*Page and application data records*.
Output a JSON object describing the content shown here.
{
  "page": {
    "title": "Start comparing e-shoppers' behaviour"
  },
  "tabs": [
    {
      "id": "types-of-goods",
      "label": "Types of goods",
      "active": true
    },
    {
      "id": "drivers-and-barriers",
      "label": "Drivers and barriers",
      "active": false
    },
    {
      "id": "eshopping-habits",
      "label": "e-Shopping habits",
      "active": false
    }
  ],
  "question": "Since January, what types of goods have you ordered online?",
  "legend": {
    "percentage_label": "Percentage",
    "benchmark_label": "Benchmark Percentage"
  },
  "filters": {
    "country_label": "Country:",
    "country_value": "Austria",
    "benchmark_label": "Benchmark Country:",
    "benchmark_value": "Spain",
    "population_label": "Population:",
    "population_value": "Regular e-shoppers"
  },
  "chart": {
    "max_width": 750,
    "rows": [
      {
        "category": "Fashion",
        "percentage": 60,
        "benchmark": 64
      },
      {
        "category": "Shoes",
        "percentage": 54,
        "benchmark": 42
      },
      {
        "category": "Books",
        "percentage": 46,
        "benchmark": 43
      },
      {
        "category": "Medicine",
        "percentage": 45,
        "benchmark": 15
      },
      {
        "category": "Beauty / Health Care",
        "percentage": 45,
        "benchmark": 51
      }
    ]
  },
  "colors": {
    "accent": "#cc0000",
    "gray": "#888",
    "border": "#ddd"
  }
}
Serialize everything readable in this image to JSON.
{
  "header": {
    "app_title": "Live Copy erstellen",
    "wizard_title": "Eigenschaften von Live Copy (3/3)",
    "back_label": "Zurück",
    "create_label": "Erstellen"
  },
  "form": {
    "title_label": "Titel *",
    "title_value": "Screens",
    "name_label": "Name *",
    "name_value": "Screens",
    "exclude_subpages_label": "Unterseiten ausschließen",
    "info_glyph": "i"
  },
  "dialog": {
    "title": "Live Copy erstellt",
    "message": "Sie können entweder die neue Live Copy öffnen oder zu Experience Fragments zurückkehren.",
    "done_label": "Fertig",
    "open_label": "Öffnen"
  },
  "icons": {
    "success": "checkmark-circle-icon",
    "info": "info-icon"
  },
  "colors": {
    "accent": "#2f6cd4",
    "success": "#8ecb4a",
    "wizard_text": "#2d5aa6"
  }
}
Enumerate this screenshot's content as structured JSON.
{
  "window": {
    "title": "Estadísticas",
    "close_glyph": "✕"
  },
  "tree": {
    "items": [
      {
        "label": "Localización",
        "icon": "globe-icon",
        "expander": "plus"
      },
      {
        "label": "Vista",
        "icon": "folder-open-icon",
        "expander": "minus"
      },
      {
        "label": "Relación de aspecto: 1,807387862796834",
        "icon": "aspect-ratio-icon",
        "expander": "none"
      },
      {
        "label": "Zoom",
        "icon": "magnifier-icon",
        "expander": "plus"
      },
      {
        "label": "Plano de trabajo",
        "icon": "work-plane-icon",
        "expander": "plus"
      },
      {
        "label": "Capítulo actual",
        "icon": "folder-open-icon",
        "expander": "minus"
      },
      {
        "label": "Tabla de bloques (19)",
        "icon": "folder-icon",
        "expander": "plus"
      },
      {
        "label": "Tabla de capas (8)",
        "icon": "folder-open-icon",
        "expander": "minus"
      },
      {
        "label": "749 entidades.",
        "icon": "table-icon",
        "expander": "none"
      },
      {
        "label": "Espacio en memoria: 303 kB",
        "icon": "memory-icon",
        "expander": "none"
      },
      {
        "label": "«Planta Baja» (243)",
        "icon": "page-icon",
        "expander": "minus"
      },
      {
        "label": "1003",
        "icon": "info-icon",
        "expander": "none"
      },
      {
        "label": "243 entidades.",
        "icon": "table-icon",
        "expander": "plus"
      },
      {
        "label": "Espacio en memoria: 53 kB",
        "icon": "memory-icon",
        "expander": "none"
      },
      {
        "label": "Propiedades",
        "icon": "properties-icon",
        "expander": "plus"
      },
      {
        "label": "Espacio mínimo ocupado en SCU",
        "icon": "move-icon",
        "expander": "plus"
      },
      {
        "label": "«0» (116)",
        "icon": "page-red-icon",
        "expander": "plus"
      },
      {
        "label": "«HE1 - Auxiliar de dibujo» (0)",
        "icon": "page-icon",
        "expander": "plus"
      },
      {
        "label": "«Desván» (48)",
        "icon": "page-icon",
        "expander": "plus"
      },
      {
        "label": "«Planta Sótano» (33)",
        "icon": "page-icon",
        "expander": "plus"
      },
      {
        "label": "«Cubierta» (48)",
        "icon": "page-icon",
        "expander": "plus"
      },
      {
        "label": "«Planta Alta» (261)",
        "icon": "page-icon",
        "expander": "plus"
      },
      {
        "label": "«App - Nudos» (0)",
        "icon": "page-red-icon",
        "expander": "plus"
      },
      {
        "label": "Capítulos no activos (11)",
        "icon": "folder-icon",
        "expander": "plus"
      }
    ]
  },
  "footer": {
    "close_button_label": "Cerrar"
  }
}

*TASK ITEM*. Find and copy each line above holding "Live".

*ANSWER SPACE*.
    "app_title": "Live Copy erstellen",
    "wizard_title": "Eigenschaften von Live Copy (3/3)",
    "title": "Live Copy erstellt",
    "message": "Sie können entweder die neue Live Copy öffnen oder zu Experience Fragments zurückkehren.",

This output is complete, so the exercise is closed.